Words by Anthony Nocera
I’ve always subscribed to the belief that you can summarise an artist by how their fans behave at a gig. In the case of Cyril Han’s gig at Rocket, his fans were all kind of mindlessly shuffling to his music until the club photographer came around and offered to take a photo of them, then they all started slam-dancing and getting super into it while they all took turns vaping. I’m not going to lie; it was an amazing phenomenon to watch.
Pity there was a gig on.
For those that don’t know (and to be completely honest, how do you not?) Cyril Hahn is a Swiss born, Canadian DJ and electronic dynamo who has claim to probably one of the best Soundcloud accounts in history. He released one of the coolest electronic EP’s of 2014 with Voices, featuring sexy Flight Facilities crossed with Destiny Child-esque gem ‘Slow’ (ft. Rochelle Jordan) and the Ellie Goulding by way of Caribou banger ‘Open’ (ft. vocals from Ryan Ashley). Add to that probably some of the coolest remixes of the last few years, check his remixes of Haim’s ‘Don’t Save Me’ and Solange’s ‘Losing You’, and you have an artist that is well and truly hype-worthy. His sound is accessible, fun and has a remarkable lightness to it while not compromising on solid and danceable beats.
The problem with his showing at Rocket was that all of this was absent. There was no Voices, none of his mind-blowing remixes, and none of that trademark earworm-lightness that makes me go over my data every month because I insist on streaming his stuff off of Soundcloud on the bus. What we got was a deep-house DJ set which, while it was passable, failed to live up to the hype, the $20 cover charge or Cyril’s positively ludicrous potential.

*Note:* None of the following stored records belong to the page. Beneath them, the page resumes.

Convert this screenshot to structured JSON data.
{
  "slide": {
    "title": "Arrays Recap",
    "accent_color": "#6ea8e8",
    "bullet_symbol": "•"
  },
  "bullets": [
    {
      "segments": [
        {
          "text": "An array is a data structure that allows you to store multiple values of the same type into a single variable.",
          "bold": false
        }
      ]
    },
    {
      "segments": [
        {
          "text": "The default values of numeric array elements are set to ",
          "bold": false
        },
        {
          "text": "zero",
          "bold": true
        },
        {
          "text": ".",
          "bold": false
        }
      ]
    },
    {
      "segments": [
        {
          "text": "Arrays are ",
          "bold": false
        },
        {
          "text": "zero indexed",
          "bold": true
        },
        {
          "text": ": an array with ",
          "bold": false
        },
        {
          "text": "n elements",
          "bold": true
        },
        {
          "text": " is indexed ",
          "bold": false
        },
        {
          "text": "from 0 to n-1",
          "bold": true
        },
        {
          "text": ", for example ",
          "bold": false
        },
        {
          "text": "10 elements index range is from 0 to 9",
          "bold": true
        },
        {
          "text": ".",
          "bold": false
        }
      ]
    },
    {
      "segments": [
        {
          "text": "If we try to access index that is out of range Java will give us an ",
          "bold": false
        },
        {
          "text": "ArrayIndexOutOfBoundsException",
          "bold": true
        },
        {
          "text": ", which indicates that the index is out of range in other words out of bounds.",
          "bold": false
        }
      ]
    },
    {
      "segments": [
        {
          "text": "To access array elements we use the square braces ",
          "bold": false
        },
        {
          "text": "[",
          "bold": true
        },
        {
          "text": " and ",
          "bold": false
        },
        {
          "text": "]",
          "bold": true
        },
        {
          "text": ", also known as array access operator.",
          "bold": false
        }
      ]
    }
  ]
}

The deep house beats and too-cool vibe of the music was also matched by Cyril’s onstage presence. It was cold, and while it was hilarious to watch him blatantly ignore a punter who had the audacity to get up onstage and hold out her iPhone 5C and request a song for a very real and legitimate fifteen minutes of his set, it made for a cold vibe. There was no crowd interaction, nothing to get excited about. What makes an electronic act, especially a DJ great, is the ability to have the presence and charisma of a band while you’re on the decks. The crowd should be hanging off of your every beat and drop, not making sure that they look like they are for the cameras.
It was disappointing, especially considering how much data I and many others have used up on him. He’s still great, but maybe I’ll just listen to him on Soundcloud at home… because I can hotspot my Wi-Fi there.
 Never in my life would I have thought I’d be using the phrase ‘on the decks’ and I’m not sure how I feel about it. I think I feel ‘not great’ to be honest.